JENNIFER SKUTELSKY was born in South Africa and has settled in the United States, where she lives with her daughter and three immigrant pets in San Francisco. Her first book, Breathing through Buttonholes: The Story of Madeleine Heitner, is listed at the Yad Vashem Library, while her memoir, Tin Can Shrapnel, was an Eric Hoffer Book Award Finalist. Grave of Hummingbirds, her MFA thesis at San Francisco State University, won The Clark Gross Award in the Novel. Both a softie and a warrior, Jennifer is intrigued by the distortions of love, power, transgression, and redemption. With roots in ballet and visual art, everything she does now revolves around books.
In the remote Andean village of Colibrí, a boy discovers what appears to be the body of an angel. But in the face and wounds of the dead, winged woman, Dr. Gregory Moreno sees something even more disturbing: an uncanny resemblance to his beloved late wife that cannot be mere chance. And in American anthropologist Sophie Lawson, still more echoes of the doctor’s lost love stir…igniting the superstitions of the townspeople, and an elusive killer’s deepest desires and despair.
When Sophie vanishes, her son and Dr. Moreno must navigate the streets, politics, and mysteries of a place where tortured ghosts and strange omens exist side by side with mortals both devout and corrupt. But they may need nothing less than a miracle to save her from sacrifice at the altar of a madman’s twisted passion.
Conjuring shades of Gabriel García Márquez, Isabel Allende, or even Neil Gaiman, Grave of Hummingbirds is a mesmerizing novel of dreams and demons, beauty and blood.

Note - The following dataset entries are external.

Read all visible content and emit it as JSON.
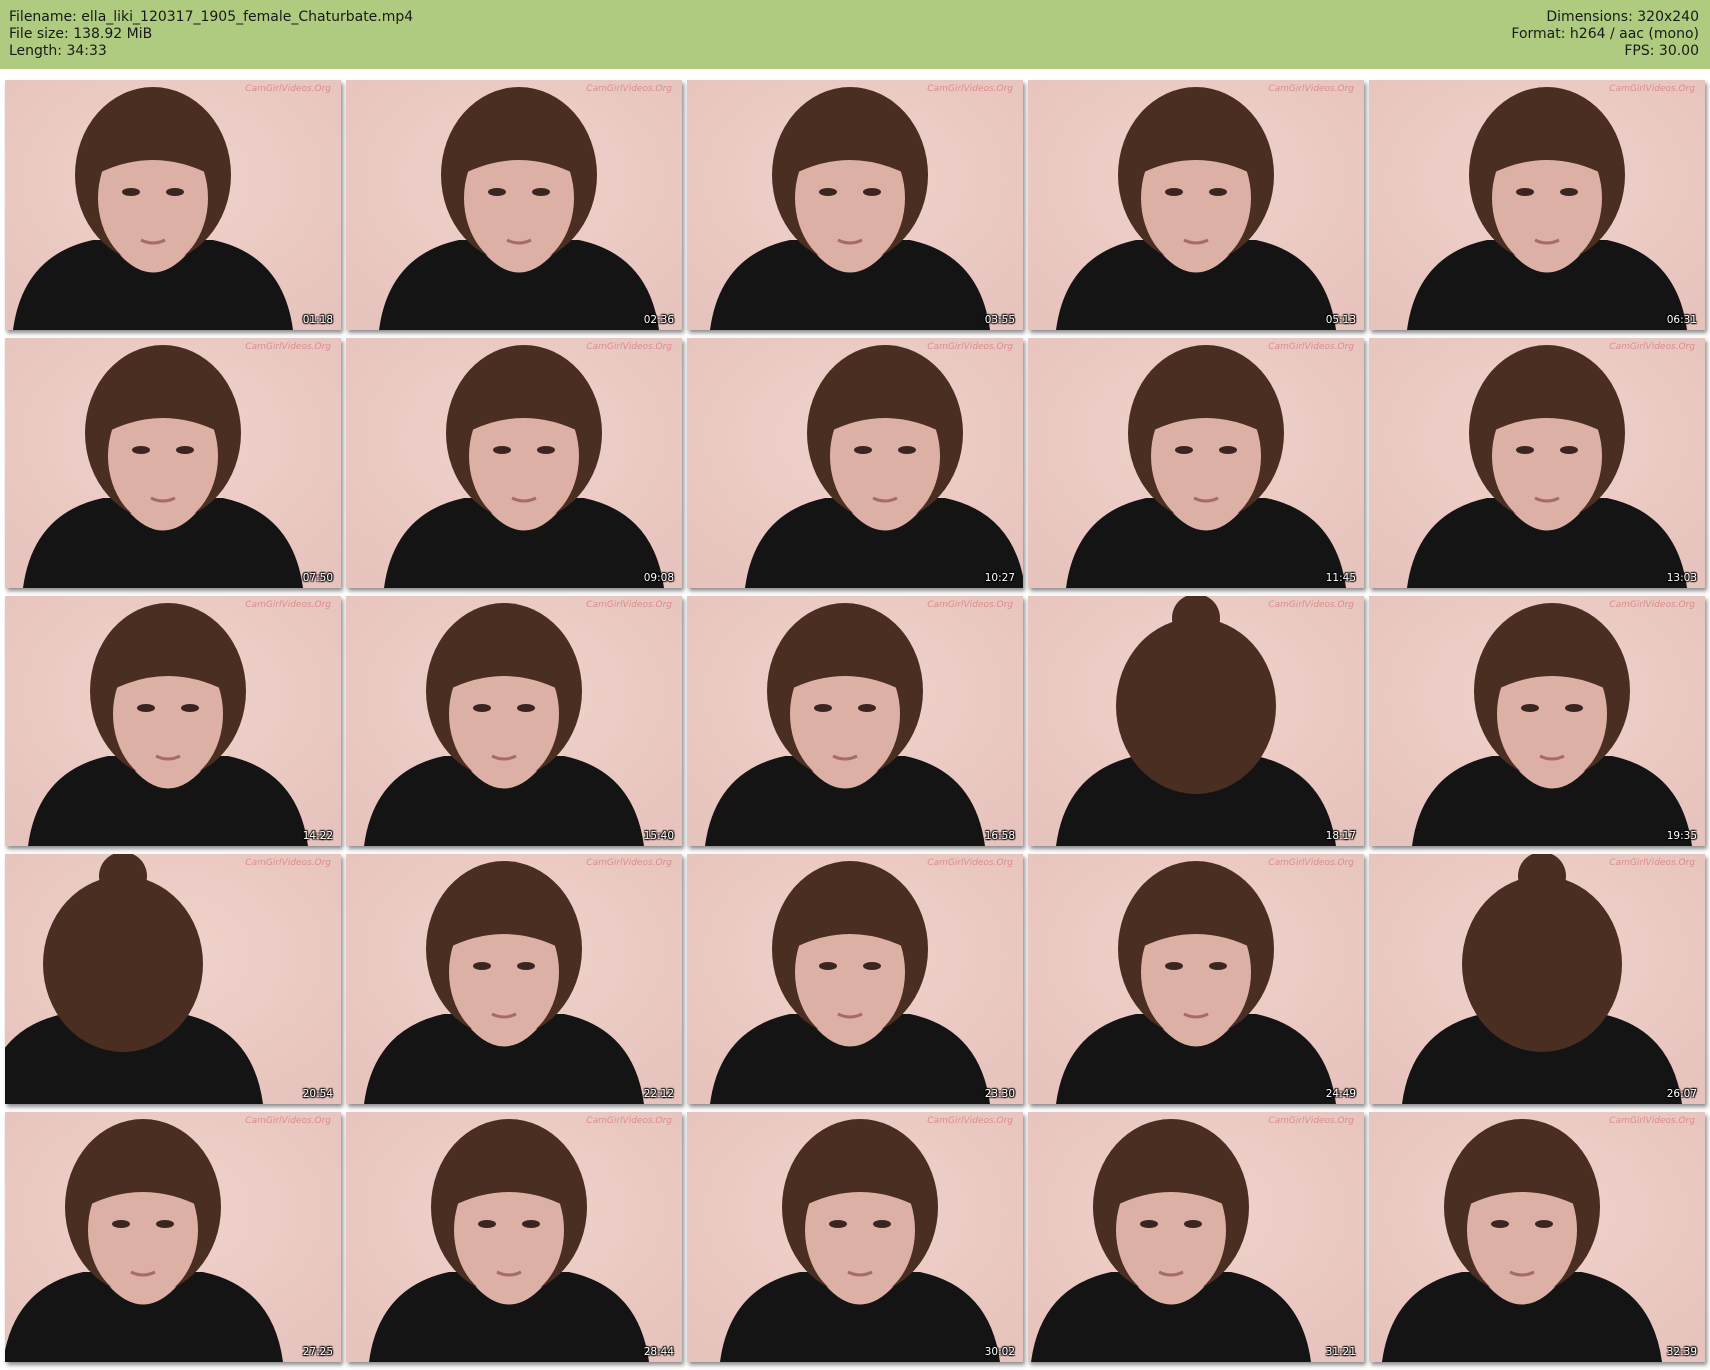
{
  "header": {
    "filename": "Filename: ella_liki_120317_1905_female_Chaturbate.mp4",
    "filesize": "File size: 138.92 MiB",
    "length": "Length: 34:33",
    "dimensions": "Dimensions: 320x240",
    "format": "Format: h264 / aac (mono)",
    "fps": "FPS: 30.00"
  },
  "colors": {
    "header_bg": "#afcb80",
    "wall": "#e7c3bd",
    "shirt": "#141414",
    "hair": "#4a2e22",
    "skin": "#dcb0a5"
  },
  "watermark": "CamGirlVideos.Org",
  "thumbs": [
    {
      "time": "01:18"
    },
    {
      "time": "02:36"
    },
    {
      "time": "03:55"
    },
    {
      "time": "05:13"
    },
    {
      "time": "06:31"
    },
    {
      "time": "07:50"
    },
    {
      "time": "09:08"
    },
    {
      "time": "10:27"
    },
    {
      "time": "11:45"
    },
    {
      "time": "13:03"
    },
    {
      "time": "14:22"
    },
    {
      "time": "15:40"
    },
    {
      "time": "16:58"
    },
    {
      "time": "18:17"
    },
    {
      "time": "19:35"
    },
    {
      "time": "20:54"
    },
    {
      "time": "22:12"
    },
    {
      "time": "23:30"
    },
    {
      "time": "24:49"
    },
    {
      "time": "26:07"
    },
    {
      "time": "27:25"
    },
    {
      "time": "28:44"
    },
    {
      "time": "30:02"
    },
    {
      "time": "31:21"
    },
    {
      "time": "32:39"
    }
  ]
}
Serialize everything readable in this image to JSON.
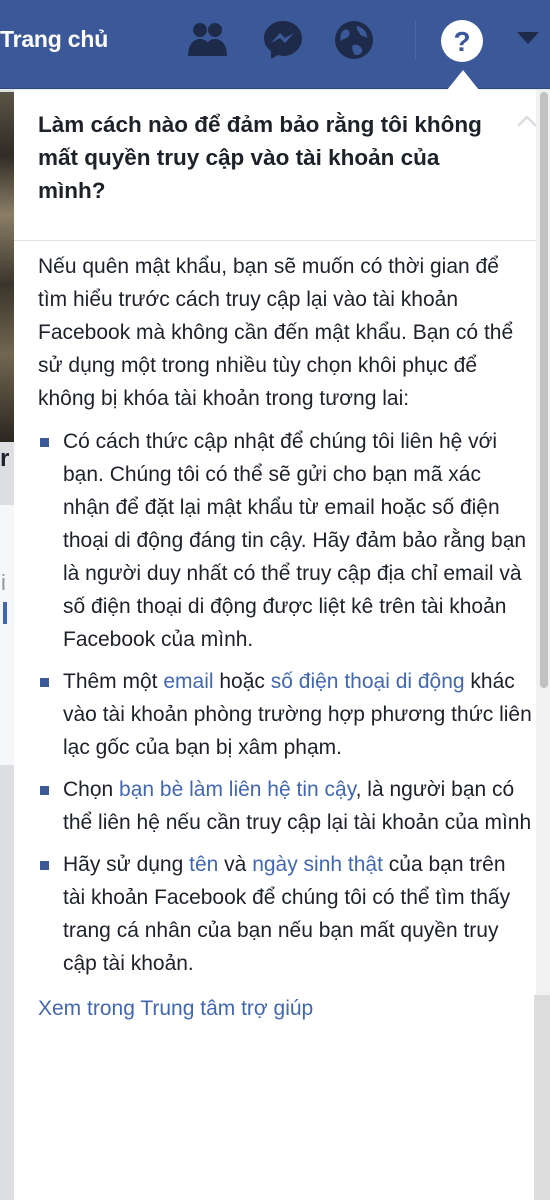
{
  "topbar": {
    "home_label": "Trang chủ",
    "icons": [
      "friends-icon",
      "messenger-icon",
      "globe-icon",
      "help-icon",
      "caret-down-icon"
    ],
    "colors": {
      "bar": "#3b5998",
      "icon": "#1d2a4a"
    }
  },
  "help": {
    "question": "Làm cách nào để đảm bảo rằng tôi không mất quyền truy cập vào tài khoản của mình?",
    "intro": "Nếu quên mật khẩu, bạn sẽ muốn có thời gian để tìm hiểu trước cách truy cập lại vào tài khoản Facebook mà không cần đến mật khẩu. Bạn có thể sử dụng một trong nhiều tùy chọn khôi phục để không bị khóa tài khoản trong tương lai:",
    "bullets": {
      "b1": "Có cách thức cập nhật để chúng tôi liên hệ với bạn. Chúng tôi có thể sẽ gửi cho bạn mã xác nhận để đặt lại mật khẩu từ email hoặc số điện thoại di động đáng tin cậy. Hãy đảm bảo rằng bạn là người duy nhất có thể truy cập địa chỉ email và số điện thoại di động được liệt kê trên tài khoản Facebook của mình.",
      "b2": {
        "t1": "Thêm một ",
        "l1": "email",
        "t2": " hoặc ",
        "l2": "số điện thoại di động",
        "t3": " khác vào tài khoản phòng trường hợp phương thức liên lạc gốc của bạn bị xâm phạm."
      },
      "b3": {
        "t1": "Chọn ",
        "l1": "bạn bè làm liên hệ tin cậy",
        "t2": ", là người bạn có thể liên hệ nếu cần truy cập lại tài khoản của mình"
      },
      "b4": {
        "t1": "Hãy sử dụng ",
        "l1": "tên",
        "t2": " và ",
        "l2": "ngày sinh thật",
        "t3": " của bạn trên tài khoản Facebook để chúng tôi có thể tìm thấy trang cá nhân của bạn nếu bạn mất quyền truy cập tài khoản."
      }
    },
    "footer_link": "Xem trong Trung tâm trợ giúp",
    "colors": {
      "link": "#4267b2",
      "bullet": "#3b5998",
      "text": "#1d2129"
    }
  }
}
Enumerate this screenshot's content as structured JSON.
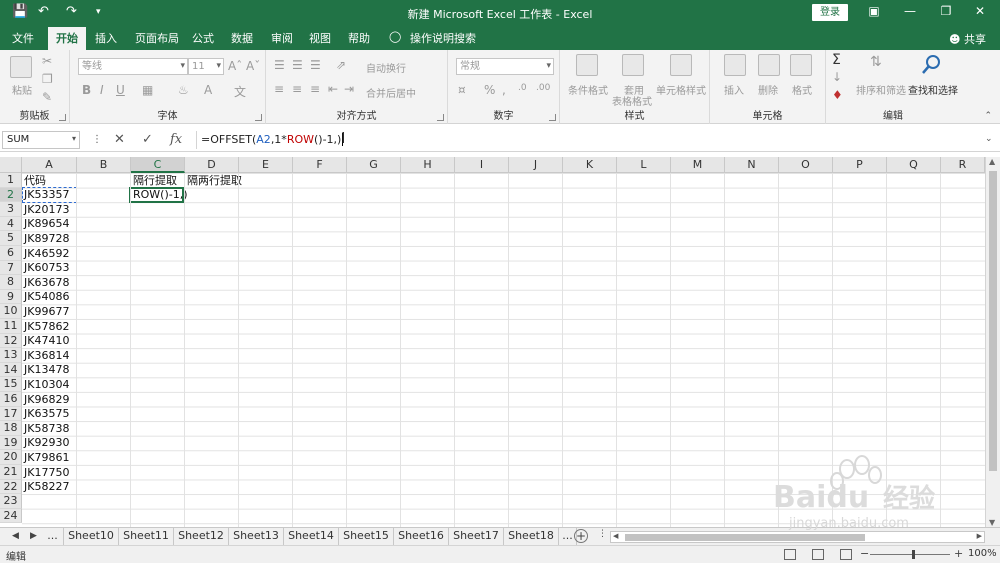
{
  "titlebar": {
    "title": "新建 Microsoft Excel 工作表 - Excel",
    "login": "登录",
    "save_icon": "save-icon",
    "undo_icon": "undo-icon",
    "redo_icon": "redo-icon"
  },
  "tabs": [
    {
      "label": "文件"
    },
    {
      "label": "开始"
    },
    {
      "label": "插入"
    },
    {
      "label": "页面布局"
    },
    {
      "label": "公式"
    },
    {
      "label": "数据"
    },
    {
      "label": "审阅"
    },
    {
      "label": "视图"
    },
    {
      "label": "帮助"
    },
    {
      "label": "操作说明搜索"
    }
  ],
  "share": "共享",
  "ribbon": {
    "clipboard": {
      "label": "剪贴板",
      "paste": "粘贴"
    },
    "font": {
      "label": "字体",
      "font_name": "等线",
      "font_size": "11"
    },
    "alignment": {
      "label": "对齐方式",
      "wrap": "自动换行",
      "merge": "合并后居中"
    },
    "number": {
      "label": "数字",
      "format": "常规"
    },
    "styles": {
      "label": "样式",
      "cond_format": "条件格式",
      "table_format_1": "套用",
      "table_format_2": "表格格式",
      "cell_styles": "单元格样式"
    },
    "cells": {
      "label": "单元格",
      "insert": "插入",
      "delete": "删除",
      "format": "格式"
    },
    "editing": {
      "label": "编辑",
      "sort_filter": "排序和筛选",
      "find_select": "查找和选择"
    }
  },
  "formula_bar": {
    "name_box": "SUM",
    "formula_parts": [
      "=OFFSET(",
      "A2",
      ",1*",
      "ROW",
      "()-1,)"
    ]
  },
  "columns": [
    "A",
    "B",
    "C",
    "D",
    "E",
    "F",
    "G",
    "H",
    "I",
    "J",
    "K",
    "L",
    "M",
    "N",
    "O",
    "P",
    "Q",
    "R"
  ],
  "rows": [
    "1",
    "2",
    "3",
    "4",
    "5",
    "6",
    "7",
    "8",
    "9",
    "10",
    "11",
    "12",
    "13",
    "14",
    "15",
    "16",
    "17",
    "18",
    "19",
    "20",
    "21",
    "22",
    "23",
    "24"
  ],
  "cells": {
    "A": [
      "代码",
      "JK53357",
      "JK20173",
      "JK89654",
      "JK89728",
      "JK46592",
      "JK60753",
      "JK63678",
      "JK54086",
      "JK99677",
      "JK57862",
      "JK47410",
      "JK36814",
      "JK13478",
      "JK10304",
      "JK96829",
      "JK63575",
      "JK58738",
      "JK92930",
      "JK79861",
      "JK17750",
      "JK58227"
    ],
    "C1": "隔行提取",
    "C2": "ROW()-1,)",
    "D1": "隔两行提取"
  },
  "sheets": [
    "...",
    "Sheet10",
    "Sheet11",
    "Sheet12",
    "Sheet13",
    "Sheet14",
    "Sheet15",
    "Sheet16",
    "Sheet17",
    "Sheet18",
    "..."
  ],
  "status": {
    "mode": "编辑",
    "zoom": "100%"
  },
  "watermark": {
    "brand": "Baidu",
    "brand_cn": "经验",
    "url": "jingyan.baidu.com"
  },
  "colors": {
    "accent": "#217346",
    "ref_blue": "#1f5fbf",
    "func_red": "#c00000"
  }
}
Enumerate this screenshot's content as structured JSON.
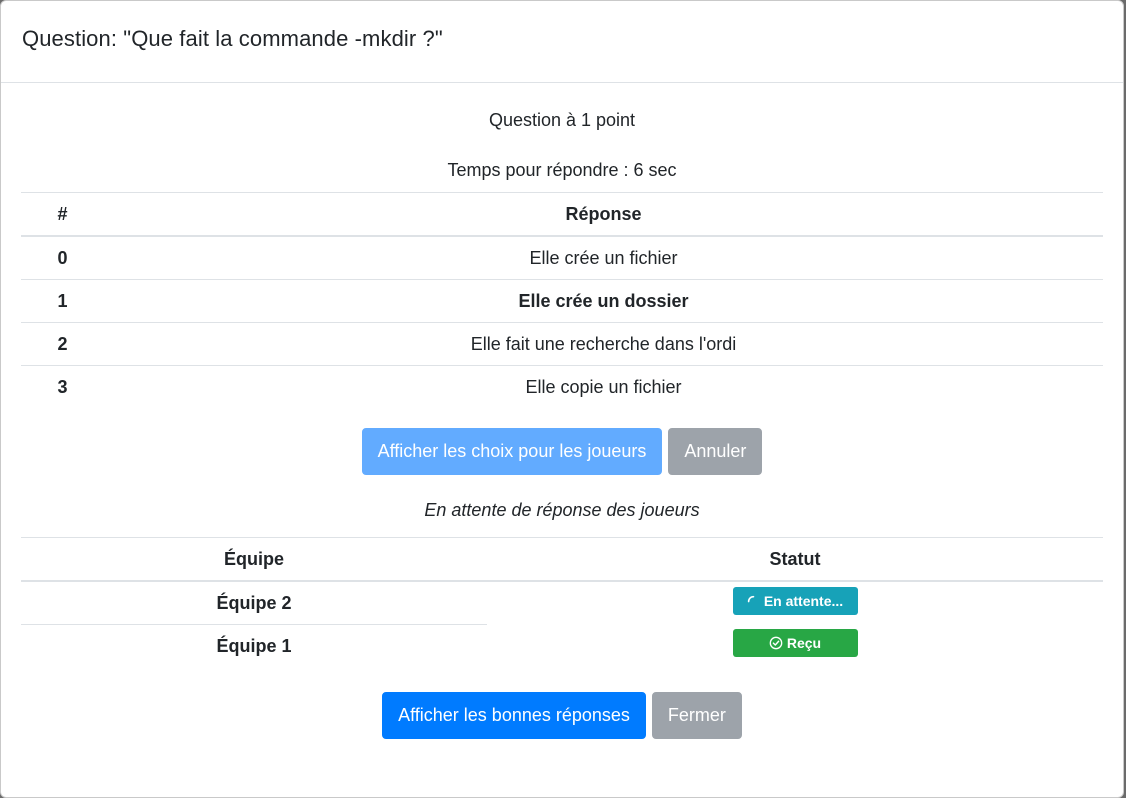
{
  "modal": {
    "title": "Question: \"Que fait la commande -mkdir ?\""
  },
  "question": {
    "points": "Question à 1 point",
    "time": "Temps pour répondre : 6 sec"
  },
  "answers_table": {
    "headers": [
      "#",
      "Réponse"
    ],
    "rows": [
      {
        "num": "0",
        "text": "Elle crée un fichier"
      },
      {
        "num": "1",
        "text": "Elle crée un dossier"
      },
      {
        "num": "2",
        "text": "Elle fait une recherche dans l'ordi"
      },
      {
        "num": "3",
        "text": "Elle copie un fichier"
      }
    ]
  },
  "buttons_top": {
    "show_choices": "Afficher les choix pour les joueurs",
    "cancel": "Annuler"
  },
  "waiting_text": "En attente de réponse des joueurs",
  "teams_table": {
    "headers": [
      "Équipe",
      "Statut"
    ],
    "rows": [
      {
        "team": "Équipe 2",
        "status": "En attente..."
      },
      {
        "team": "Équipe 1",
        "status": "Reçu"
      }
    ]
  },
  "buttons_bottom": {
    "show_answers": "Afficher les bonnes réponses",
    "close": "Fermer"
  },
  "icons": {
    "pending": "spinner-icon",
    "received": "check-circle-icon"
  },
  "colors": {
    "primary": "#007bff",
    "primary_disabled": "#62abff",
    "secondary": "#9da3aa",
    "info": "#17a2b8",
    "success": "#28a745"
  }
}
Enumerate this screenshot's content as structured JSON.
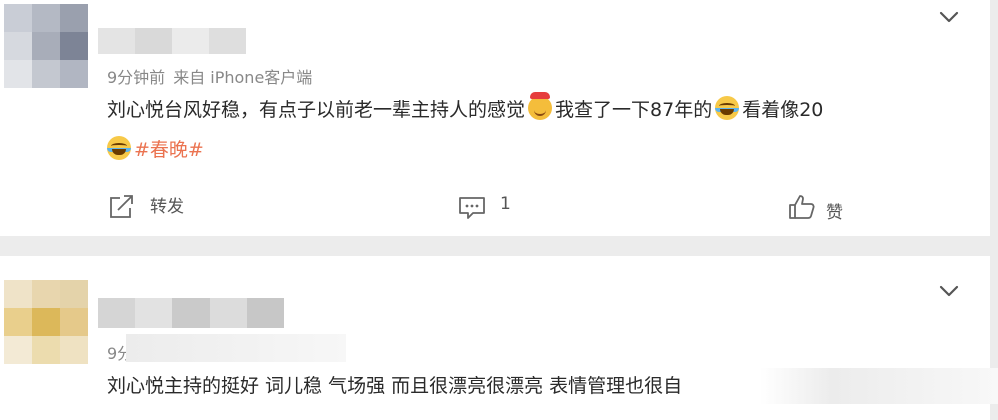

An Eric Hoffer Book Award Finalist, Tin Can Shrapnel is the story of one woman's journey to salvage hope from the hate and madness of horrific xenophobic attacks that broke out in South Africa in 2008. Reflecting the voices of a small group of men and women from the Democratic Republic of the Congo, Jennifer Skutelsky traces events leading to the accommodation of 20,000 dislocated people in refugee camps. A story of chaos and courage and missing children, it is, more than anything, a story of universal truth, and finding a way back from the end of the world.